» **About this exercise**
What is needed is an exact copy of every entry.

(Interface dataset entries)
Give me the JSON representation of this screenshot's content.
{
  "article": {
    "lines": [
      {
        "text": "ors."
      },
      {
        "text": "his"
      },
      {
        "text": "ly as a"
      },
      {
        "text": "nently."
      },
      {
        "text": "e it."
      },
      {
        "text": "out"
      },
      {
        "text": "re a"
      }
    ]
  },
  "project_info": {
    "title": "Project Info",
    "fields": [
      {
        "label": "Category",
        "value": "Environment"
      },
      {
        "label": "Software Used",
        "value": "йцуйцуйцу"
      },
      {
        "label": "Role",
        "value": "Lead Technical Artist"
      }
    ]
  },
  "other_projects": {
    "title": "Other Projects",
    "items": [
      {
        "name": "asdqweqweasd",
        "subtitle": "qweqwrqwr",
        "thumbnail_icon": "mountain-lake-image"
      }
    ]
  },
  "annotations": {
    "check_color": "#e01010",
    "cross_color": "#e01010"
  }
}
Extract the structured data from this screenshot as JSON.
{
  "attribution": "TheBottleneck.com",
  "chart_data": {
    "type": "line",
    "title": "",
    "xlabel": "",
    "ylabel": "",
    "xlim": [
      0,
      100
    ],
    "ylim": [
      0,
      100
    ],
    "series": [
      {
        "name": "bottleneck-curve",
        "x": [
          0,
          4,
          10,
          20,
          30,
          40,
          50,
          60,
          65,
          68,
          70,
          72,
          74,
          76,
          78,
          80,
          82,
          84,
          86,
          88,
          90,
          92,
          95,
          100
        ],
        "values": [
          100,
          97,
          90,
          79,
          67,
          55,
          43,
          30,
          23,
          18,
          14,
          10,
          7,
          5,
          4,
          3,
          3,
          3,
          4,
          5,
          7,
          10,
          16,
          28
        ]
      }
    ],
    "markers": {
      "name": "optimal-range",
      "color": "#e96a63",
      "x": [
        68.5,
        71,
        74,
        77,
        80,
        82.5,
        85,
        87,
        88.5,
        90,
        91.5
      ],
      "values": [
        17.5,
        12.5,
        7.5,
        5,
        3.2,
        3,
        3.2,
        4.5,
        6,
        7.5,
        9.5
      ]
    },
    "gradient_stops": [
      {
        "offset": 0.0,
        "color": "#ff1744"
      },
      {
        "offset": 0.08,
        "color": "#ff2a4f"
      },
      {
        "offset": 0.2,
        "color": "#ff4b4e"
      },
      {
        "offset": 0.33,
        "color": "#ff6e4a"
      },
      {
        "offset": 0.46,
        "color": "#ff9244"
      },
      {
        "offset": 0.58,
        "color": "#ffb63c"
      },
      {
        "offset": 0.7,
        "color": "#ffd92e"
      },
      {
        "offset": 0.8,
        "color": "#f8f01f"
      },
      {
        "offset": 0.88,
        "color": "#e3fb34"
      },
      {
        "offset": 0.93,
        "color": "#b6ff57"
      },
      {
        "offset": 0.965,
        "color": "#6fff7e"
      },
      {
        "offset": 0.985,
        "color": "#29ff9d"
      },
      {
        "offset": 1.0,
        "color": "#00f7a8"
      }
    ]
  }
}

» **Result below**
Give me the JSON representation of this screenshot's content.
{
  "article": {
    "lines": [
      {
        "text": "ors."
      },
      {
        "text": "his"
      },
      {
        "text": "ly as a"
      },
      {
        "text": "nently."
      },
      {
        "text": "e it."
      },
      {
        "text": "out"
      },
      {
        "text": "re a"
      }
    ]
  },
  "project_info": {
    "title": "Project Info",
    "fields": [
      {
        "label": "Category",
        "value": "Environment"
      },
      {
        "label": "Software Used",
        "value": "йцуйцуйцу"
      },
      {
        "label": "Role",
        "value": "Lead Technical Artist"
      }
    ]
  },
  "other_projects": {
    "title": "Other Projects",
    "items": [
      {
        "name": "asdqweqweasd",
        "subtitle": "qweqwrqwr",
        "thumbnail_icon": "mountain-lake-image"
      }
    ]
  },
  "annotations": {
    "check_color": "#e01010",
    "cross_color": "#e01010"
  }
}
Extract the structured data from this screenshot as JSON.
{
  "attribution": "TheBottleneck.com",
  "chart_data": {
    "type": "line",
    "title": "",
    "xlabel": "",
    "ylabel": "",
    "xlim": [
      0,
      100
    ],
    "ylim": [
      0,
      100
    ],
    "series": [
      {
        "name": "bottleneck-curve",
        "x": [
          0,
          4,
          10,
          20,
          30,
          40,
          50,
          60,
          65,
          68,
          70,
          72,
          74,
          76,
          78,
          80,
          82,
          84,
          86,
          88,
          90,
          92,
          95,
          100
        ],
        "values": [
          100,
          97,
          90,
          79,
          67,
          55,
          43,
          30,
          23,
          18,
          14,
          10,
          7,
          5,
          4,
          3,
          3,
          3,
          4,
          5,
          7,
          10,
          16,
          28
        ]
      }
    ],
    "markers": {
      "name": "optimal-range",
      "color": "#e96a63",
      "x": [
        68.5,
        71,
        74,
        77,
        80,
        82.5,
        85,
        87,
        88.5,
        90,
        91.5
      ],
      "values": [
        17.5,
        12.5,
        7.5,
        5,
        3.2,
        3,
        3.2,
        4.5,
        6,
        7.5,
        9.5
      ]
    },
    "gradient_stops": [
      {
        "offset": 0.0,
        "color": "#ff1744"
      },
      {
        "offset": 0.08,
        "color": "#ff2a4f"
      },
      {
        "offset": 0.2,
        "color": "#ff4b4e"
      },
      {
        "offset": 0.33,
        "color": "#ff6e4a"
      },
      {
        "offset": 0.46,
        "color": "#ff9244"
      },
      {
        "offset": 0.58,
        "color": "#ffb63c"
      },
      {
        "offset": 0.7,
        "color": "#ffd92e"
      },
      {
        "offset": 0.8,
        "color": "#f8f01f"
      },
      {
        "offset": 0.88,
        "color": "#e3fb34"
      },
      {
        "offset": 0.93,
        "color": "#b6ff57"
      },
      {
        "offset": 0.965,
        "color": "#6fff7e"
      },
      {
        "offset": 0.985,
        "color": "#29ff9d"
      },
      {
        "offset": 1.0,
        "color": "#00f7a8"
      }
    ]
  }
}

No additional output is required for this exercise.